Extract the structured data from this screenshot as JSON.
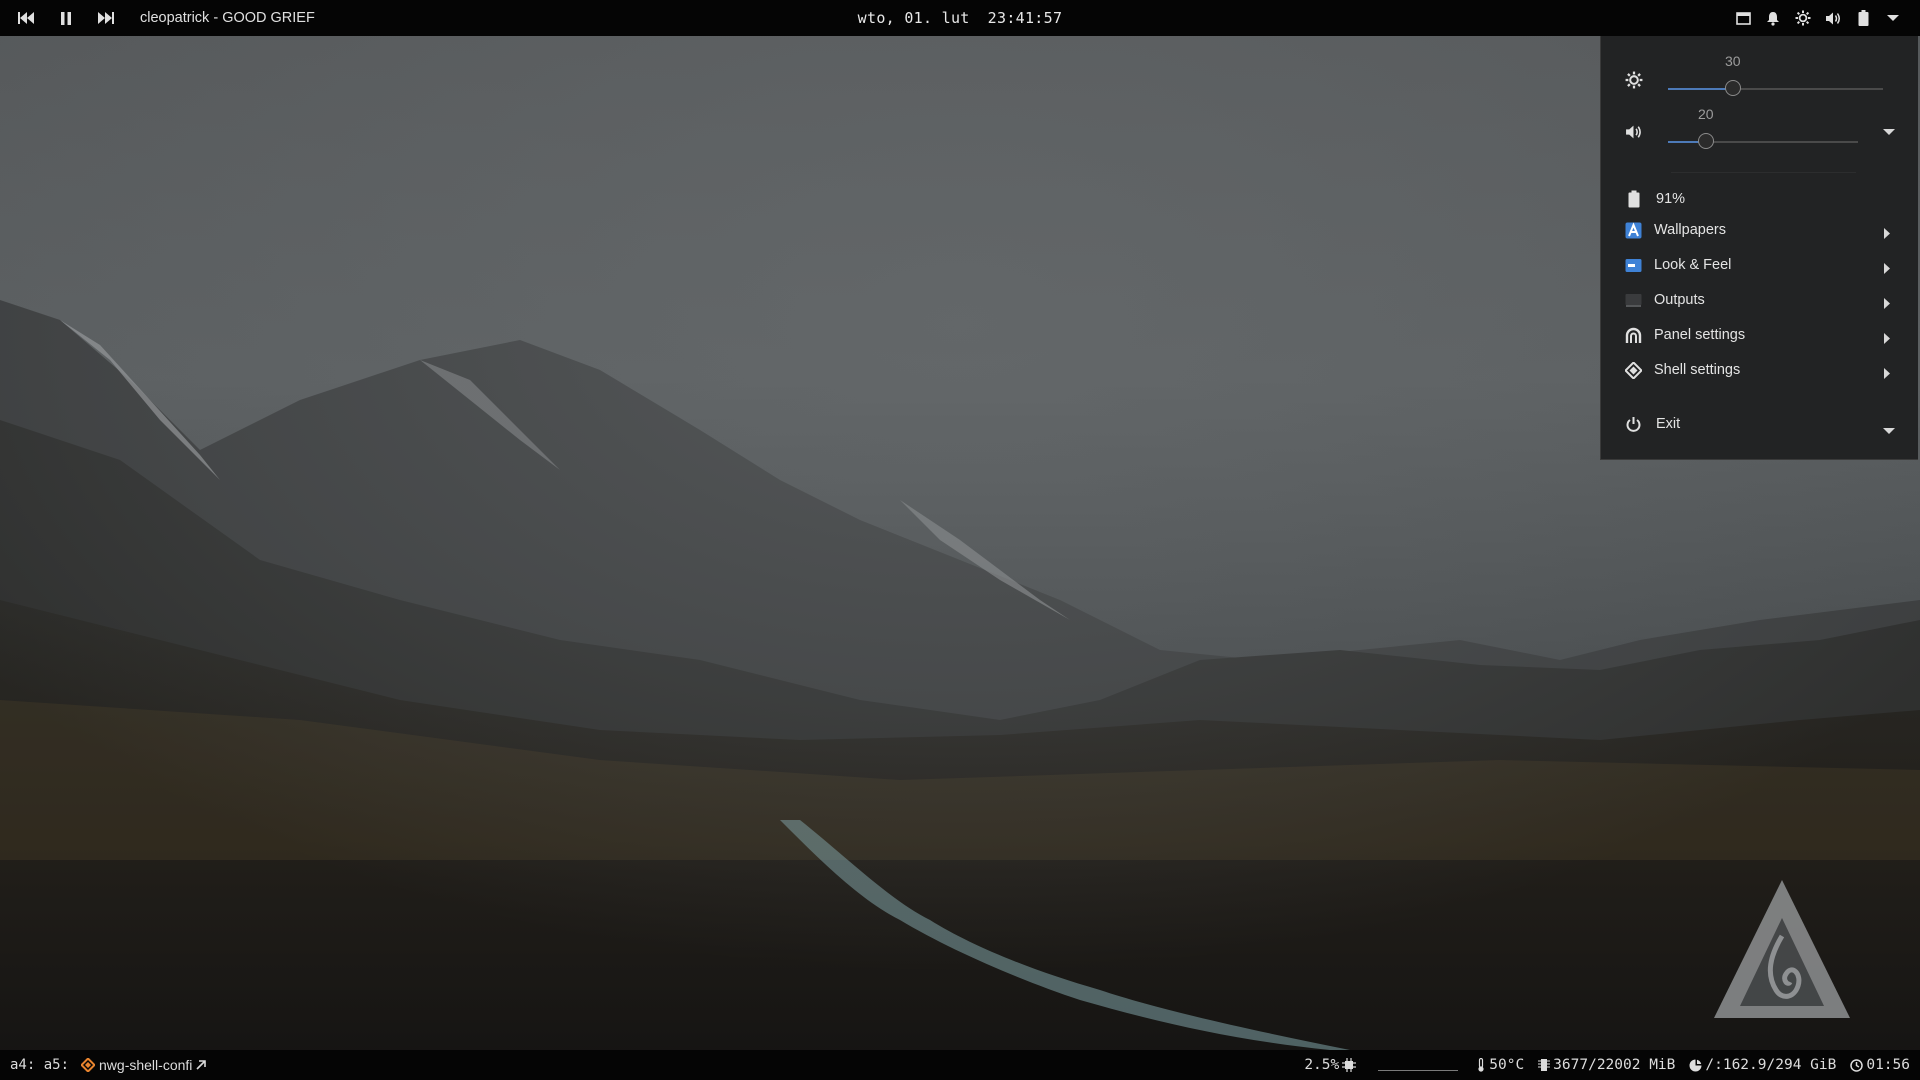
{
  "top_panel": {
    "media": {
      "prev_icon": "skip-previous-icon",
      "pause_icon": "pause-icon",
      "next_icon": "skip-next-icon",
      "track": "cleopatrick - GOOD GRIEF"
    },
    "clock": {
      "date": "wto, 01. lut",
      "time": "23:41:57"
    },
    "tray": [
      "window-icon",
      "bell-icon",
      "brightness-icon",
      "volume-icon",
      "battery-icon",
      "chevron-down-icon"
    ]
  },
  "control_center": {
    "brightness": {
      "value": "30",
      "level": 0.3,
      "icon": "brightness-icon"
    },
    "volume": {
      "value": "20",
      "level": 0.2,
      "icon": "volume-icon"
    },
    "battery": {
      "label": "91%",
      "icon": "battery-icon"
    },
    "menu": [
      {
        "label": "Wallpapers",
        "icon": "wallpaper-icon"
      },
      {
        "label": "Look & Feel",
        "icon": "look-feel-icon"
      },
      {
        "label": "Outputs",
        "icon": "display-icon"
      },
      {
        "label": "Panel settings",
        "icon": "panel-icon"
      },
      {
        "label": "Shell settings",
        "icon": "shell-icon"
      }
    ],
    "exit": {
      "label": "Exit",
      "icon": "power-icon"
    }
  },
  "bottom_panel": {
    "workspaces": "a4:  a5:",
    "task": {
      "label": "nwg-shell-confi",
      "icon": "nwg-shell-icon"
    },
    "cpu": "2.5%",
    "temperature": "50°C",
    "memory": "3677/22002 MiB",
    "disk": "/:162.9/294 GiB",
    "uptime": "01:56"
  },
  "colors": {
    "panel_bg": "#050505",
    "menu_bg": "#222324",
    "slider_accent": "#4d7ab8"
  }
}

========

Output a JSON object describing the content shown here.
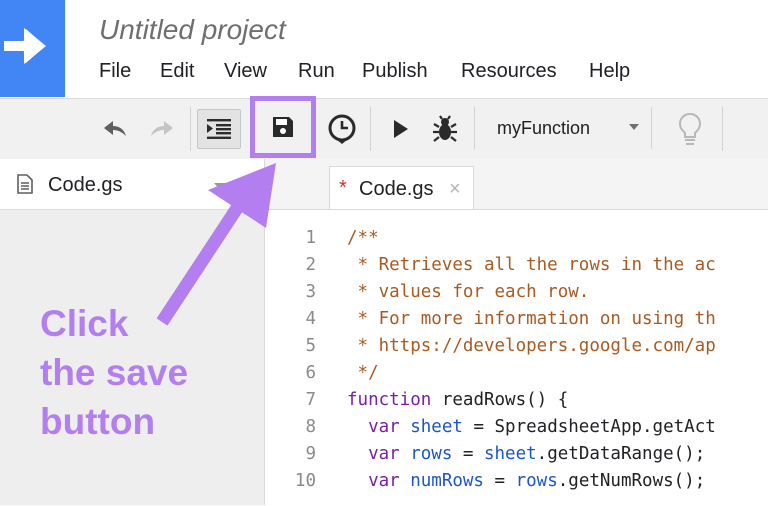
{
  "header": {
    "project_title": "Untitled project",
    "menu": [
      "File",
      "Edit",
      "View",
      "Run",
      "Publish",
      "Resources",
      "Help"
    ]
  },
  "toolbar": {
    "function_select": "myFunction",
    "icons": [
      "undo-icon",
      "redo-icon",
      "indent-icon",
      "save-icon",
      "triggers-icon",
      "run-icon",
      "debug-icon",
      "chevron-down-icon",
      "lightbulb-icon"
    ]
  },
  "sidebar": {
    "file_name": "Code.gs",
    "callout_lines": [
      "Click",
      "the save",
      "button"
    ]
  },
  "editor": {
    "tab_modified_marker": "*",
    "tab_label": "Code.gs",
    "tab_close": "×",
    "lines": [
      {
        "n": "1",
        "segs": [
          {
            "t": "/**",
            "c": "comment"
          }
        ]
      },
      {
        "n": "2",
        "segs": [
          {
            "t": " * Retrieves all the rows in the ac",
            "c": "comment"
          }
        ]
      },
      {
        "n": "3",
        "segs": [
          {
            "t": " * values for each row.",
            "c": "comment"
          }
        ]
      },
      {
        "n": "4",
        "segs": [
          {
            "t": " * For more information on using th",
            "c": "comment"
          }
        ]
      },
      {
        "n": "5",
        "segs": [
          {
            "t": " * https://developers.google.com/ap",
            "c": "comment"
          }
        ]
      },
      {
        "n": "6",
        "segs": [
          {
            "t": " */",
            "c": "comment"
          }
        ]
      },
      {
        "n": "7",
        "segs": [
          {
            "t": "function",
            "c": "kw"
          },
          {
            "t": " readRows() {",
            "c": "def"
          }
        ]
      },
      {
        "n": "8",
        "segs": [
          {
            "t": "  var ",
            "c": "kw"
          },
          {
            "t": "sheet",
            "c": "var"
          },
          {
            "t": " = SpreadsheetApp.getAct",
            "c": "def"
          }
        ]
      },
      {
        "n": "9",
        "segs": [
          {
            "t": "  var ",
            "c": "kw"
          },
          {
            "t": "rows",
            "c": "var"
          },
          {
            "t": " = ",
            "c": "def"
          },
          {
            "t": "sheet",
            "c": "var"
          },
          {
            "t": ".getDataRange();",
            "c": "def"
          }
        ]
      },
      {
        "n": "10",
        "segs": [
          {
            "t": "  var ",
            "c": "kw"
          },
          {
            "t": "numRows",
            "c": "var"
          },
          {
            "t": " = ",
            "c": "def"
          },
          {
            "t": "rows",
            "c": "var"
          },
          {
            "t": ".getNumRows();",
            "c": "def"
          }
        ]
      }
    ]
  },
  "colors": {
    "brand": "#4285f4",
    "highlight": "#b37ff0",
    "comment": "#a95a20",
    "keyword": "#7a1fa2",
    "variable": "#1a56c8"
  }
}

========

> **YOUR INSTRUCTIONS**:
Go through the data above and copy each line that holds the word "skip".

> **TASK SOLUTION**:
      "prev_icon": "skip-previous-icon",
      "next_icon": "skip-next-icon",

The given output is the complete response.